• Exercise directions:
Across the entries, count the lines that include "options" and report only that number.

[Dataset rows for apps and sites]
<<<<
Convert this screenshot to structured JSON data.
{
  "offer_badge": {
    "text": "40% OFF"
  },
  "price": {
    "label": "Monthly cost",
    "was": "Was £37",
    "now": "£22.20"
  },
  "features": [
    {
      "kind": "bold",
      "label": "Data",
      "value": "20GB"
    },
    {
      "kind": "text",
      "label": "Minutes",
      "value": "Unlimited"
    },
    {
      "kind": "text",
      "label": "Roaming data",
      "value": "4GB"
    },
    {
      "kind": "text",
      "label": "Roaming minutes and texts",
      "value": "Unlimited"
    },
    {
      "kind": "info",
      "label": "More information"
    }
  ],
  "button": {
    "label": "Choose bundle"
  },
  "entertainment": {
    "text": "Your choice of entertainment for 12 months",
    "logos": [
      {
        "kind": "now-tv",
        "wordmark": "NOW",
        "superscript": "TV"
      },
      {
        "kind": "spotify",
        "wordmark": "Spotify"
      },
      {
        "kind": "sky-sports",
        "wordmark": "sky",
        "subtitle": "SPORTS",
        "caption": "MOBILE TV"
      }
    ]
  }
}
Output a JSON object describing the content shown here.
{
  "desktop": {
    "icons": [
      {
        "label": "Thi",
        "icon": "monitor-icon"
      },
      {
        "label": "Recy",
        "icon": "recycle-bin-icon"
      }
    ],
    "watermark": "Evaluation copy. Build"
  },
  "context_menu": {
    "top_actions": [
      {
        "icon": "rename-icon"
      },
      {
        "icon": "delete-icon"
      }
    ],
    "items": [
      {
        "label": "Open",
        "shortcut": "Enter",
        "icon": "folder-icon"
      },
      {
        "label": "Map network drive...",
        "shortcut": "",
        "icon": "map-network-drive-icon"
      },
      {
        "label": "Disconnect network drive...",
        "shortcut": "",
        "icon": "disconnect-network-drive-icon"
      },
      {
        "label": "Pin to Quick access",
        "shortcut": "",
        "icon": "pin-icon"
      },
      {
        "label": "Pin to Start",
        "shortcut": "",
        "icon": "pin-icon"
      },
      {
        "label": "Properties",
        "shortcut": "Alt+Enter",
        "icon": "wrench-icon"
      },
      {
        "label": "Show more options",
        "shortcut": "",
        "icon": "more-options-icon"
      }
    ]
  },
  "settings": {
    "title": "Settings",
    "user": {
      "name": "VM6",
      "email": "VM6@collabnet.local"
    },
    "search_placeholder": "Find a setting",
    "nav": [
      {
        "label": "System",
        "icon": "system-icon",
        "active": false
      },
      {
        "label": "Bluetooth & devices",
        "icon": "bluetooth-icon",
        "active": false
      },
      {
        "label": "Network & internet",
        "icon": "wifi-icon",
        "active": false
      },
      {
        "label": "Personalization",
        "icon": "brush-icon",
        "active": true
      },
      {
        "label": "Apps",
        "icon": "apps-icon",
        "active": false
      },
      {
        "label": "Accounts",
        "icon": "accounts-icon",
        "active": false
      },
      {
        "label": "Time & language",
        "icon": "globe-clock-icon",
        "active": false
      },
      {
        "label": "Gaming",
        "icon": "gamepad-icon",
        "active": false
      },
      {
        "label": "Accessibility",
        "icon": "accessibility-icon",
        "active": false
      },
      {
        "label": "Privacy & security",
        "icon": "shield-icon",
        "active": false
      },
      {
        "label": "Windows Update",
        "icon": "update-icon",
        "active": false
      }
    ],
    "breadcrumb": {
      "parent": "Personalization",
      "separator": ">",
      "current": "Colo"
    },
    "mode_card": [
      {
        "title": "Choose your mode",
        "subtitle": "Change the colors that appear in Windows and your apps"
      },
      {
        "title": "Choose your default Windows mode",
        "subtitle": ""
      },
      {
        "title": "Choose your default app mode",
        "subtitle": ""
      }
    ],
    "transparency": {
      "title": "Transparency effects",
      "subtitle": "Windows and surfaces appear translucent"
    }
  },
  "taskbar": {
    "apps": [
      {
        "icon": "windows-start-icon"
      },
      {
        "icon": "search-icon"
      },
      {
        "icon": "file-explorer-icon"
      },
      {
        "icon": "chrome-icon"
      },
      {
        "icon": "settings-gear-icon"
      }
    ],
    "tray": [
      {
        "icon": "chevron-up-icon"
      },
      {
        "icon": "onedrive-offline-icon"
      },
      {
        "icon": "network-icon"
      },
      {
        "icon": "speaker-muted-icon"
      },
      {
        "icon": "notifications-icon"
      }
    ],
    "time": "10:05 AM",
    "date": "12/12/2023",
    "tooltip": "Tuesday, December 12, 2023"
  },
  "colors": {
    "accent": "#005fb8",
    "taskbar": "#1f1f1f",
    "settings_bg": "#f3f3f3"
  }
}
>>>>
• Solution for this task:
2